Zakari is Second In Monaco

By Maurice Quansah
Zakari is Second In Monaco

GHANA'S long jump star Ignatius Gaisah missed out on the medal podium for the first time in the history of the IAAF Grand Prix final. But sprints king Aziz Zakari was just one-hundredth of a second away from history when Trinidadian Marc Burns denied him glory on the final day of the IAAF Grand Prix final in Monaco.

Zakari, a perennial underachiever at the big stage was powering home to victory in the men's 100 metres final when Burns pipped him on the finish line in a time of 10.00 seconds.

The Trinidadian got the verdict in a photo-finish, leaving Zakari and American Dwight Thomas, both times 10.01 seconds, to win silver and bronze respectively.

Although not his fastest time this year, Zakari got a deserved consolation after repeatedly disappointing at major competitions. Last month he finished last in the 100m final at the world championships in Helsinki, Finland.

Zakari and Trinidad's Darrel Brown got the best starts but Thomas made up ground in the second half of the race and appeared to have done enough to win at the close.

But late lunges from Burns and Zakari relegated him to third on the line.

At first Thomas, in lane five, thought he had won and began to celebrate as his name appeared on the giant scoreboard.

But he had been concentrating on Zakari in the lane next to him and did not see Burns in lane eight as the Trinidadian stuck his chest out for the victory.

There were few surprises in Monaco including Gaizah's failure to win a medal in the long jump event dominated once again by Olympic and world champion Dwight Thomas.

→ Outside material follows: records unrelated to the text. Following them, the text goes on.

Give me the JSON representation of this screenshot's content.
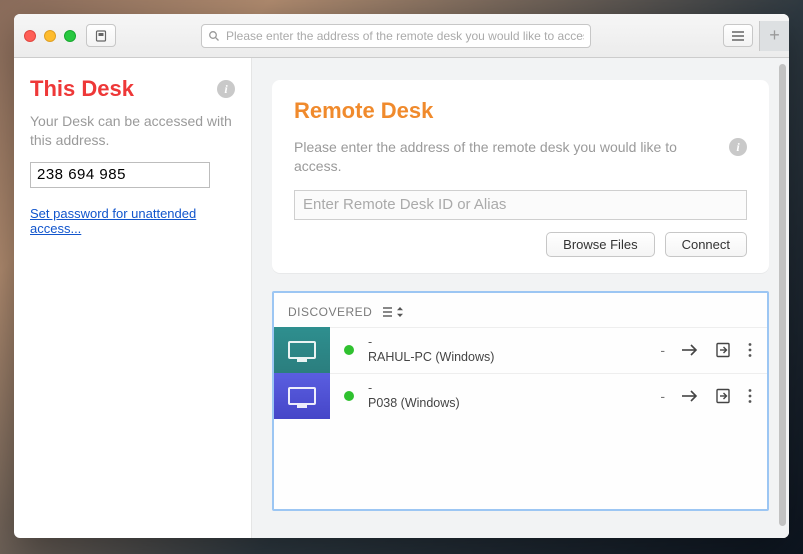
{
  "toolbar": {
    "search_placeholder": "Please enter the address of the remote desk you would like to access."
  },
  "sidebar": {
    "title": "This Desk",
    "subtitle": "Your Desk can be accessed with this address.",
    "address": "238 694 985",
    "set_password_link": "Set password for unattended access..."
  },
  "remote": {
    "title": "Remote Desk",
    "subtitle": "Please enter the address of the remote desk you would like to access.",
    "input_placeholder": "Enter Remote Desk ID or Alias",
    "browse_label": "Browse Files",
    "connect_label": "Connect"
  },
  "discovered": {
    "heading": "DISCOVERED",
    "items": [
      {
        "alias": "-",
        "name": "RAHUL-PC (Windows)",
        "status": "online",
        "tile_color": "a",
        "right_dash": "-"
      },
      {
        "alias": "-",
        "name": "P038 (Windows)",
        "status": "online",
        "tile_color": "b",
        "right_dash": "-"
      }
    ]
  }
}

As the pinnacle of the athletics calendar, Monaco has turned out to be a favourite meeting ground for Gaizah and he went to the Principality in confident mood as defending champion, but the world championship silver medallist finished fourth with one of his worst performances.

The Ghanaian could only leap 8.23 metres in his first jump and in subsequent attempts his technique deserted him and failed to put up any credible challenge.

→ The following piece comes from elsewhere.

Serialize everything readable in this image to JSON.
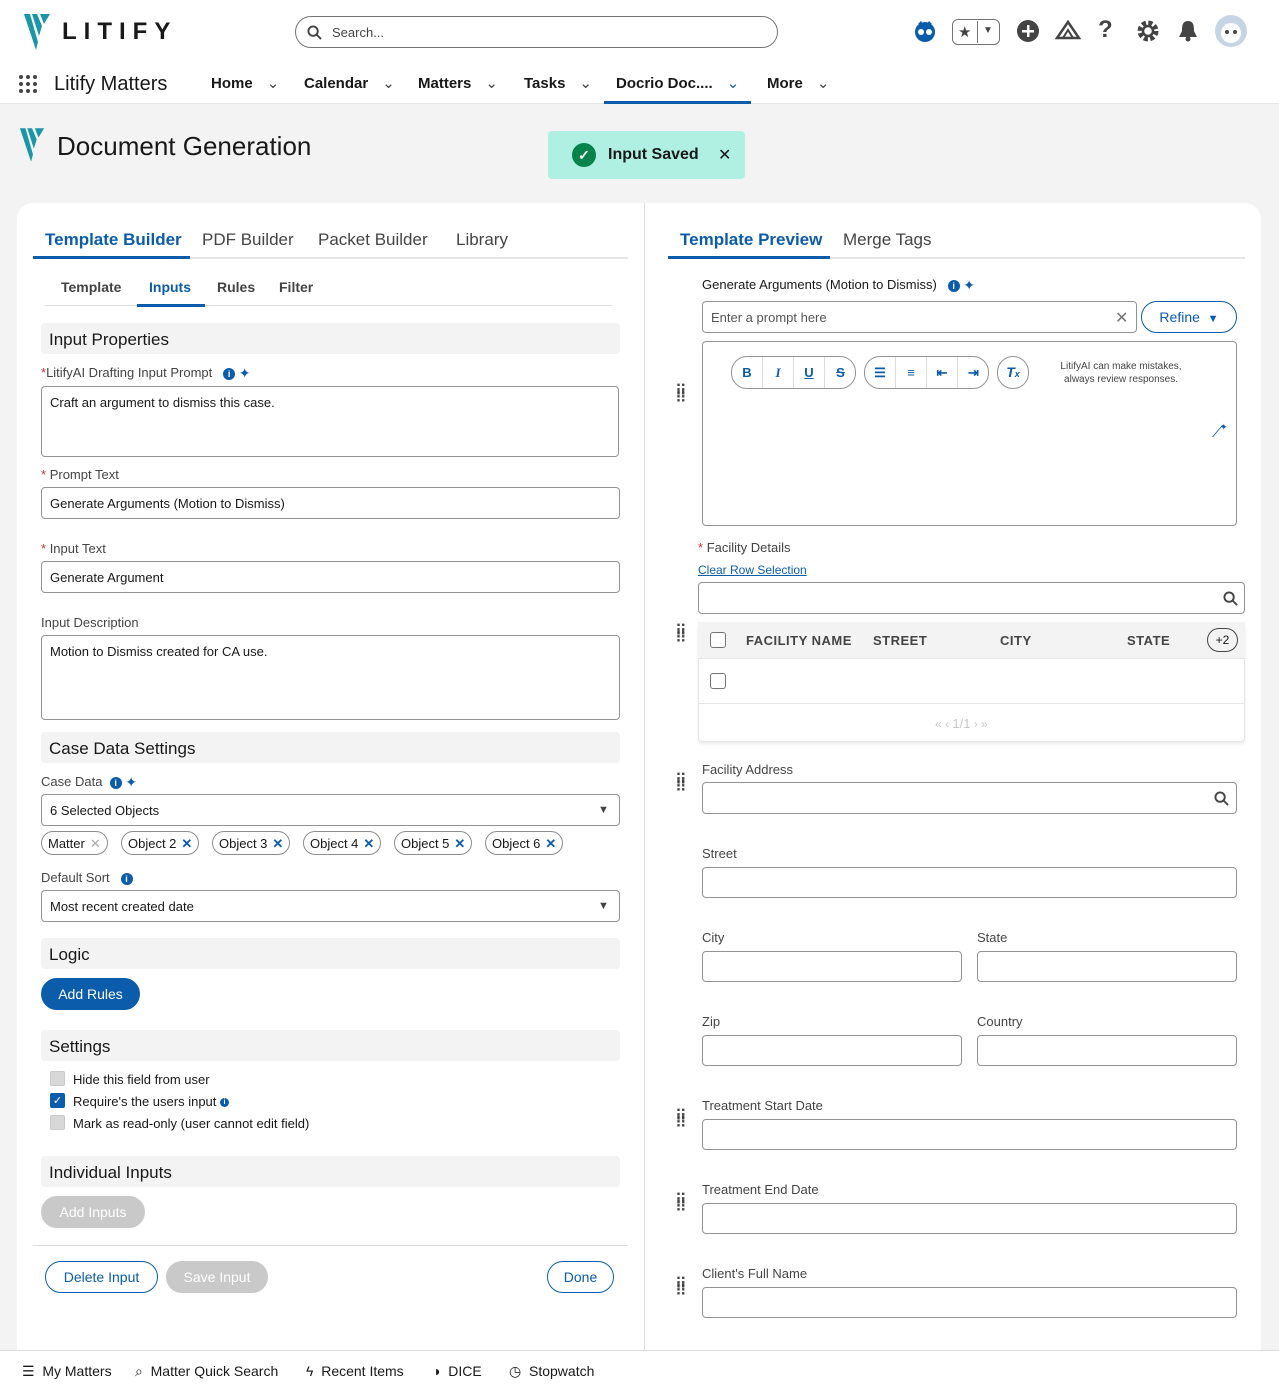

Philips, who lost to Gaisah in last year's event, last Saturday stamped his authority on the event with a championship record jump of 8.46 metres to beat fellow American Miguel Pate (8.30m) to second place and Jamaican James Beckford (8.28m to win bronze).

Unlike 2003 when he won a bronze and last year when he won the top prize, Gaisah failed to save his best for last and left Monaco empty handed.